Daylight robbery

Gustafson et al report in the 29 June Nature that a marine ciliate, Mesodinium rubrum, steals organelles from ingested algae (Nature 2000, 405:1049-1052). Although M. rubrum does not appear to ingest other food, or to maintain permanent symbionts, the ingested organelles help the ciliate to keep photosynthesizing and to maintain a high level of cell division.

July 6, 2000

Gustafson et al report in the 29 June Nature that a marine ciliate, Mesodinium rubrum, steals organelles from ingested algae (Nature 2000, 405:1049-1052). Although M. rubrum does not appear to ingest other food, or to maintain permanent symbionts, the ingested organelles help the ciliate to keep photosynthesizing and to maintain a high level of cell division.

Popular Now

  1. Gut Microbes Linked to Neurodegenerative Disease
  2. Opinion: WHO’s Silence on Cannabis
  3. Top 10 Innovations 2016
    Features Top 10 Innovations 2016

    This year’s list of winners celebrates both large leaps and small (but important) steps in life science technology.

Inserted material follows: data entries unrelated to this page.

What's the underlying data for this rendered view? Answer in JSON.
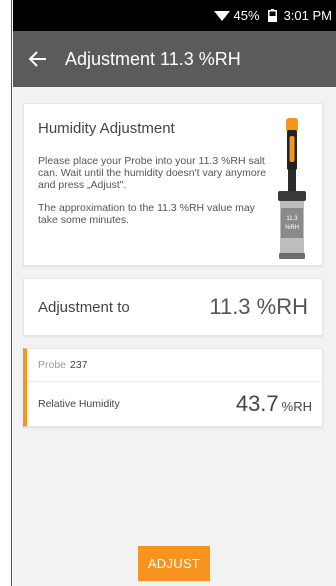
{
  "status_bar": {
    "battery_percent": "45%",
    "time": "3:01 PM"
  },
  "app_bar": {
    "title": "Adjustment 11.3 %RH"
  },
  "info_card": {
    "heading": "Humidity Adjustment",
    "paragraph1": "Please place your Probe into your 11.3 %RH salt can. Wait until the humidity doesn't vary anymore and press „Adjust\".",
    "paragraph2": "The approximation to the 11.3 %RH value may take some minutes.",
    "salt_can_label": "11.3 %RH"
  },
  "adjustment_card": {
    "label": "Adjustment to",
    "value": "11.3 %RH"
  },
  "probe_card": {
    "probe_word": "Probe",
    "probe_number": "237",
    "measurement_label": "Relative Humidity",
    "measurement_value": "43.7",
    "measurement_unit": "%RH"
  },
  "actions": {
    "adjust_label": "ADJUST"
  },
  "colors": {
    "accent": "#f7941d",
    "app_bar": "#5b5b5b",
    "status_bar": "#000000",
    "background": "#f2f2f2"
  }
}
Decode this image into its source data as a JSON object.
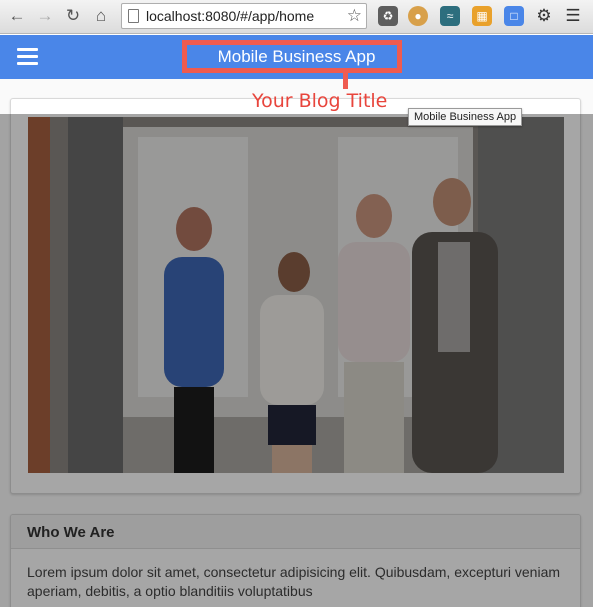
{
  "browser": {
    "url": "localhost:8080/#/app/home",
    "extensions": [
      {
        "icon": "recycle-icon",
        "color": "#5e5e5e"
      },
      {
        "icon": "cookie-icon",
        "color": "#d8a04a"
      },
      {
        "icon": "wave-icon",
        "color": "#2d6e7e"
      },
      {
        "icon": "hierarchy-icon",
        "color": "#e9a12b"
      },
      {
        "icon": "folder-icon",
        "color": "#4a86e8"
      },
      {
        "icon": "gear-icon",
        "color": "#333333"
      },
      {
        "icon": "menu-icon",
        "color": "#333333"
      }
    ]
  },
  "app": {
    "title": "Mobile Business App",
    "header_color": "#4a86e8"
  },
  "annotation": {
    "label": "Your Blog Title",
    "color": "#ef5b50"
  },
  "tooltip": {
    "text": "Mobile Business App"
  },
  "about": {
    "heading": "Who We Are",
    "body": "Lorem ipsum dolor sit amet, consectetur adipisicing elit. Quibusdam, excepturi veniam aperiam, debitis, a optio blanditiis voluptatibus"
  }
}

  4. Infant Microbiome: Vaginal Delivery Versus C-Section
Rockland